• About this exercise: Count the lines below that hold "notepad". Give the number without comment.

-- Opening Marker --

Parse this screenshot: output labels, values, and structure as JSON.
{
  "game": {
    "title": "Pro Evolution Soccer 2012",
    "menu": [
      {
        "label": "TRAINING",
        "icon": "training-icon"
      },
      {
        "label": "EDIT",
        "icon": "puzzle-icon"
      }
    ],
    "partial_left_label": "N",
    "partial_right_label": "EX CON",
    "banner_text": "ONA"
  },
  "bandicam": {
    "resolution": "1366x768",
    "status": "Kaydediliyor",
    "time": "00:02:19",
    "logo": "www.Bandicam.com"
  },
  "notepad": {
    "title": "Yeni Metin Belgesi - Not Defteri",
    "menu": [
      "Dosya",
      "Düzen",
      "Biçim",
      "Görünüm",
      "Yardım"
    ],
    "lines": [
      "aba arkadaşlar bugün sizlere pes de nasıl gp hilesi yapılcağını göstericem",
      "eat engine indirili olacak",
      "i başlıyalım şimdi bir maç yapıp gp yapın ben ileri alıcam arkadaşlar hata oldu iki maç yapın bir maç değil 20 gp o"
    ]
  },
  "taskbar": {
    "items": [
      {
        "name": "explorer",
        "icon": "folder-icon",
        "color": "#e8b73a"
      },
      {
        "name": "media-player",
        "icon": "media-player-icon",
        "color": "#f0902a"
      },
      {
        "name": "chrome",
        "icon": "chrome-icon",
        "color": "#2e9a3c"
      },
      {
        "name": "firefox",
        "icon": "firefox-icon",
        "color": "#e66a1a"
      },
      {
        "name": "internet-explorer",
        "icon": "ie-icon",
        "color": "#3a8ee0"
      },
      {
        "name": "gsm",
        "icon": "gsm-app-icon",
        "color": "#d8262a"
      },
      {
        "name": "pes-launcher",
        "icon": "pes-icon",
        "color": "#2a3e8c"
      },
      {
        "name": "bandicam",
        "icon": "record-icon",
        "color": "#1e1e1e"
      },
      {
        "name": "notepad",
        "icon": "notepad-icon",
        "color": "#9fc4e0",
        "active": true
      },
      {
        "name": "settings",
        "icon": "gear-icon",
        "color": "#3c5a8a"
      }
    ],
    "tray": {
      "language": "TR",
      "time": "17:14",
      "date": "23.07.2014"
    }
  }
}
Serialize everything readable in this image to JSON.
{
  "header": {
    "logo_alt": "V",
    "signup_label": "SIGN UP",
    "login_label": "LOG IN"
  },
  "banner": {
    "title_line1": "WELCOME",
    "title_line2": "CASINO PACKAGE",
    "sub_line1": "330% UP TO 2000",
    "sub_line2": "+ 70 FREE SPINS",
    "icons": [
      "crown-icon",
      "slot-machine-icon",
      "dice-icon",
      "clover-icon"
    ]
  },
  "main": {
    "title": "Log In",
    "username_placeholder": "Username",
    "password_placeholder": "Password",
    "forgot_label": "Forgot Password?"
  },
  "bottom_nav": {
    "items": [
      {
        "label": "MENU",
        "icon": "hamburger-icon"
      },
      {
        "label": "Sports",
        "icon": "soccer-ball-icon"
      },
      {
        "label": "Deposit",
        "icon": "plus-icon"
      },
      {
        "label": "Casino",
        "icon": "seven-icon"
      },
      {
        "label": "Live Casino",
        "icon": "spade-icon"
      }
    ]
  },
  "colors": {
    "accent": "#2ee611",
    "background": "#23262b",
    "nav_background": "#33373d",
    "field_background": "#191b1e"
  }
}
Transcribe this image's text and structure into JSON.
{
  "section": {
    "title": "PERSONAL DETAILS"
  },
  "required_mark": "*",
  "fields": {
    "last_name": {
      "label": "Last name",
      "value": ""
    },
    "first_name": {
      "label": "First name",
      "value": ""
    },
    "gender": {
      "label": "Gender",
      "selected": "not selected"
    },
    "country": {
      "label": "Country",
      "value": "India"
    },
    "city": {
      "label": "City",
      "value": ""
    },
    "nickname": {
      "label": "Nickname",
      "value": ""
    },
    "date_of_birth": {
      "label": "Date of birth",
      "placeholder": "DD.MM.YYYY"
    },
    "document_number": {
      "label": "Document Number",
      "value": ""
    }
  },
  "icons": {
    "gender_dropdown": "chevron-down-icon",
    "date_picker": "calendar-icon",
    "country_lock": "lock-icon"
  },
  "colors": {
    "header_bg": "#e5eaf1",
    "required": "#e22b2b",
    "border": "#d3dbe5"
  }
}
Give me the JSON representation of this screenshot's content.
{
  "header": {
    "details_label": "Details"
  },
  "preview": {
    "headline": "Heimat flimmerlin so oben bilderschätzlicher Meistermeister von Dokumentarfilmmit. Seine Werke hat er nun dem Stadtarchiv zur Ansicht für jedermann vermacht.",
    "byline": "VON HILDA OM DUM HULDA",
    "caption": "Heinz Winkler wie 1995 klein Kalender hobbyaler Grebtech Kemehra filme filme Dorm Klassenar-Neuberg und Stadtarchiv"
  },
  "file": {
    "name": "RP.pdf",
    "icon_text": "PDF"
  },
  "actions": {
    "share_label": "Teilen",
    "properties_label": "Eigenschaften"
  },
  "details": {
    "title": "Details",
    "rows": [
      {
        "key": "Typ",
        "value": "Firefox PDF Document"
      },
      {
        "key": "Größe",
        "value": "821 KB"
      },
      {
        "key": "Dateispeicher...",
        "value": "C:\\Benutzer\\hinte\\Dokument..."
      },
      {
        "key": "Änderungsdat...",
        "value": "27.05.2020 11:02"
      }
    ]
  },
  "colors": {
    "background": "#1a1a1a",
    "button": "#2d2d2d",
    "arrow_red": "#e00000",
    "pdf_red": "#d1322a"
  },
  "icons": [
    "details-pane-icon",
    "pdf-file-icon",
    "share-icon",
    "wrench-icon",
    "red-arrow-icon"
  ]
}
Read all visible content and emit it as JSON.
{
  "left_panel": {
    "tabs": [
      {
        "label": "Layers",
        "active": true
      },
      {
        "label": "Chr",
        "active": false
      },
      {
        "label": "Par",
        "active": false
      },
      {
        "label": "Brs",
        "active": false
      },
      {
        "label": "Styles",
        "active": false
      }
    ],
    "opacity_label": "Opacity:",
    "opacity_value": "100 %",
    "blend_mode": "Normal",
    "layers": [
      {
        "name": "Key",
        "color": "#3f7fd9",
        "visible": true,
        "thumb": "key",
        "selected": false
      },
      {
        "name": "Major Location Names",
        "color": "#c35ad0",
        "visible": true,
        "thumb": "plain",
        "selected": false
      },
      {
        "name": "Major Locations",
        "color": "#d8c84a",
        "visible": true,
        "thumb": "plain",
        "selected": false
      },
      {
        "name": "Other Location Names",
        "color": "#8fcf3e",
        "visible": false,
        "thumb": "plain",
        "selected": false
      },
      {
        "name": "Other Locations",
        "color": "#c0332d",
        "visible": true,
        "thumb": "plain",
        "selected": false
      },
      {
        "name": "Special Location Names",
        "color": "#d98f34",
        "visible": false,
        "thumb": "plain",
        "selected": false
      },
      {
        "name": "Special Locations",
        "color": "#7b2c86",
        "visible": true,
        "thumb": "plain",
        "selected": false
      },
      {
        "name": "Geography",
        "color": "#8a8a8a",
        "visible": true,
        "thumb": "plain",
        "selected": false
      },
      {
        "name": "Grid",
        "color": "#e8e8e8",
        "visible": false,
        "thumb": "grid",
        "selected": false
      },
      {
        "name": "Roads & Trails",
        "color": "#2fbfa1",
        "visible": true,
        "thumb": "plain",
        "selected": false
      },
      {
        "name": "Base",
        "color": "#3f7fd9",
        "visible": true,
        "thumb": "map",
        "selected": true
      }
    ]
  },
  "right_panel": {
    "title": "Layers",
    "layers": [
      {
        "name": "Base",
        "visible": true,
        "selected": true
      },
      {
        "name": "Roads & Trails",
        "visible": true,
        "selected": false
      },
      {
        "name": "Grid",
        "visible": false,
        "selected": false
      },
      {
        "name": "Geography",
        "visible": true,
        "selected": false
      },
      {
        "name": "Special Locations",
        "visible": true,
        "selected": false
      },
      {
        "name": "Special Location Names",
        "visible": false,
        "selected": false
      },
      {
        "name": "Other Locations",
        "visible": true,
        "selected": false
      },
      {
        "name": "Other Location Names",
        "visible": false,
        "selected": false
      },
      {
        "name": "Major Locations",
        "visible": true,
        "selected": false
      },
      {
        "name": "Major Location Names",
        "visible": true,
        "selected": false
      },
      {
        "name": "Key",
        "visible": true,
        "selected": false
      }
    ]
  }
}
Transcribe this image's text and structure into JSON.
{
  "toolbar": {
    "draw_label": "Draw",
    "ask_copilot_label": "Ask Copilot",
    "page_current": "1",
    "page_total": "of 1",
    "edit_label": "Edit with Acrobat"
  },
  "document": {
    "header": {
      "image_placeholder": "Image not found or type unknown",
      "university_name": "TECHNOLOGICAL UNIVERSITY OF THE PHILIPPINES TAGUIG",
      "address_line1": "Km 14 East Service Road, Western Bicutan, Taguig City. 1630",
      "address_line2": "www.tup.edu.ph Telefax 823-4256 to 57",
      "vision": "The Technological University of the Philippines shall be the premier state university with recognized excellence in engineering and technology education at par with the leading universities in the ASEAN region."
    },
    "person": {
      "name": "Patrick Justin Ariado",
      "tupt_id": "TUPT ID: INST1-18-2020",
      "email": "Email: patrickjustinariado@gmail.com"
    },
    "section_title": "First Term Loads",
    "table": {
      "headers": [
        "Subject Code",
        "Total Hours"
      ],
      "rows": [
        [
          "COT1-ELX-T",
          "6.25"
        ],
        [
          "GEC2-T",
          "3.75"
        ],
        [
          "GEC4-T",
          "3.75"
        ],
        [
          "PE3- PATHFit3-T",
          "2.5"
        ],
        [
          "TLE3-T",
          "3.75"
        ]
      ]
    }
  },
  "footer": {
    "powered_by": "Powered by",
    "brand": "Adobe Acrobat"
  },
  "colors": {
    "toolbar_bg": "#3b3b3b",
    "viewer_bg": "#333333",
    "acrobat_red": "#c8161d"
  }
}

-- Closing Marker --

• Completed task: 3